To take some of the recommendations from the committee, its report talks about prioritisation. That is a very important point. Where I disagree partly with the committee is that its prioritisation is to start it in phase 1—the northern part of HS2—and then that will be the path. I would go further than that. Look, if you want to start it, start it in the north. You will have to wait five or six years, or more than that, before you can get the first sod out of the ground. That is what is happening. We need to do it now.
That was in my report of 2004 called TheNorthern Way. We started that with the hub of Manchester. Let us complete that now. Let us do the Pennine link, make it a real national one at a fraction of what is being spent on Crossrail and other connections planned at present. Let us start that investment in the north now and give the north the advantage since, as the committee points out, the greater growth and economic contribution comes from the north, for a number of good reasons. We could get the better advantages by starting this whole project in the north, by connecting the east-west link. Then, when we have finished arguing about what we want done in phase 1 and phase 2, we will wait for it. Why hold up the north from getting investment now, which will bring more jobs, more investment and more growth in the economy? That seems a northern answer to the proper question that we have at the moment.
To help the Government, I give them a suggestion of something that they might be able to do. The Government, as I said in my own reports back in the 2000s, recommended most of these things. We did some of them but you came along and cancelled them—it was called an election. Then you came up to us in the north and said, “We’re going to give you some money for the trans-Pennine link”. Blimey, within two weeks you were telling us that it would be delayed. Why was that? It was for another cost consideration, a calculation made by a network that the cost for the Great Western is no longer £450 million but will be £1.3 billion. What do you do? Do you rebalance to the north? No, you take the money away from the northern investment you promised and put it down in the south. It is no wonder that the Prime Minister goes to Yorkshire and thinks Yorkies hate each other. For God’s sake, they hate you for not carrying out what you promised. That is what you promised and that is what we do.
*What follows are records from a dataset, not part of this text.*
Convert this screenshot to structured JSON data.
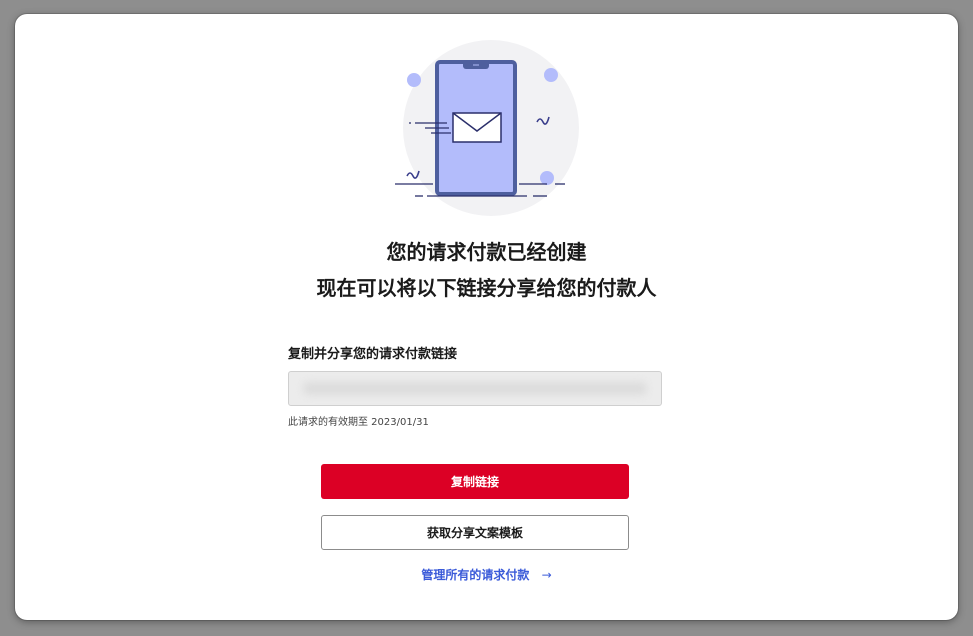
{
  "headline": {
    "line1": "您的请求付款已经创建",
    "line2": "现在可以将以下链接分享给您的付款人"
  },
  "copy_section": {
    "label": "复制并分享您的请求付款链接",
    "link_value": "",
    "expiry_text": "此请求的有效期至 2023/01/31"
  },
  "buttons": {
    "copy_link": "复制链接",
    "share_template": "获取分享文案模板"
  },
  "manage_link": {
    "label": "管理所有的请求付款",
    "arrow": "→"
  },
  "colors": {
    "primary_button": "#dc0025",
    "link": "#3b5bd9",
    "illustration_phone": "#b3bcfb",
    "illustration_frame": "#4e5f9e"
  },
  "icons": {
    "illustration": "phone-with-envelope-icon",
    "manage_arrow": "arrow-right-icon"
  }
}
It makes good common sense, it is something we should do and if you really believed in helping the north to develop and in rebalancing—an important point—then do the essential thing now: start the development of the train network and the strategic investments that we want in the north. Then come along later with the Channel Tunnel—I mean HS2; I call it the Channel Tunnel—and connect it to HS1. You know what that is? It is called transport planning. It means thinking of them all together instead of starting on one and trying to justify everything else, which has now just been exposed by the committee.